Reperfusion injury refers to tissue damage caused when blood supply returns to the tissue after a period of ischemia. The absence of oxygen and nutrients from blood during the ischemic period creates a condition in which the restoration of circulation results in inflammation and oxidative damage through the induction of oxidative stress rather than restoration of normal function.
Presumably in CCSVI, it is low-grade oxgyen deprivation, not total ischemia, although there would also seem to be trigger events where oxygen levels are stressed (perhaps childbirth, perhaps time spent at high altitudes).
I also think about my own procedure and the dramatic brightening of colors afterwards. The assumption is that the brightening was due to a restoration of normal brain oxygen levels.
So are we at risk of reperfusion injury, either in the normal course of our MS/CCSVI or immediately after the procedure, if the degree of oxygen deprivation was relatively severe?
We have known a few patients who have gotten worse immediately after what seemed to be a successful procedure in terms of no clotting and the blood flowing properly. We haven't had a good answer for that. It's only been a few cases.
The damage of reperfusion injury is due in part to the inflammatory response of damaged tissues. White blood cells, carried to the area by the newly returning blood, release a host of inflammatory factors such as interleukins as well as free radicals in response to tissue damage. The restored blood flow reintroduces oxygen within cells that damages cellular proteins, DNA, and the plasma membrane. Damage to the cell's membrane may in turn cause the release of more free radicals. Such reactive species may also act indirectly in redox signaling to turn on apoptosis. Leukocytes may also build up in small capillaries, obstructing them and leading to more ischemia.
Reperfusion injury may be the name for what we've been experiencing all along, when we talk about the white blood cells attacking. Steroids or DMDs would be effective against this. It can be an excessive reaction to the injury, so that as much or more damage is done by the white blood cells' attack as it was by the initial oxygen-deprivation injury.
Cheer has been saying all along that MS may be more comparable to a series of ischaemic events.

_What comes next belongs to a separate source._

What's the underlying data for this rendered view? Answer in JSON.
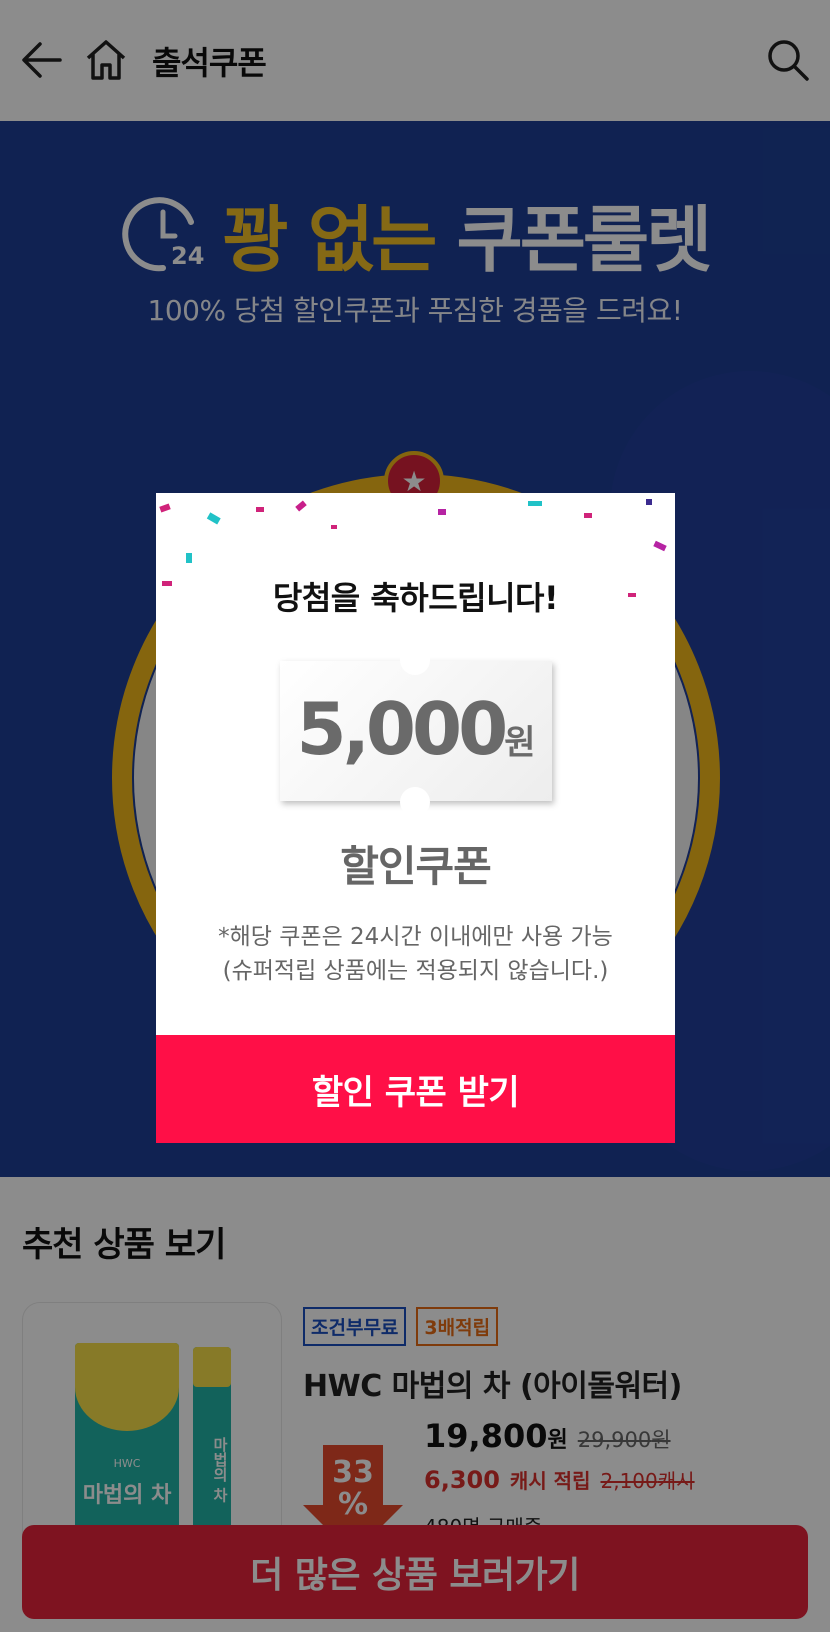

As for if reperfusion injury might occur (particularly in more easily inflamed brains?) as an immediate result of CCSVI treatment, I don't know. Hypothermia and hydrogen sulfide are the only things listed in wikipedia as protective against reperfusion injury. Presumably most of us have low grade chronic issues rather than acute, but we also have areas of CNS damage that might be particularly vulnerable to another insult.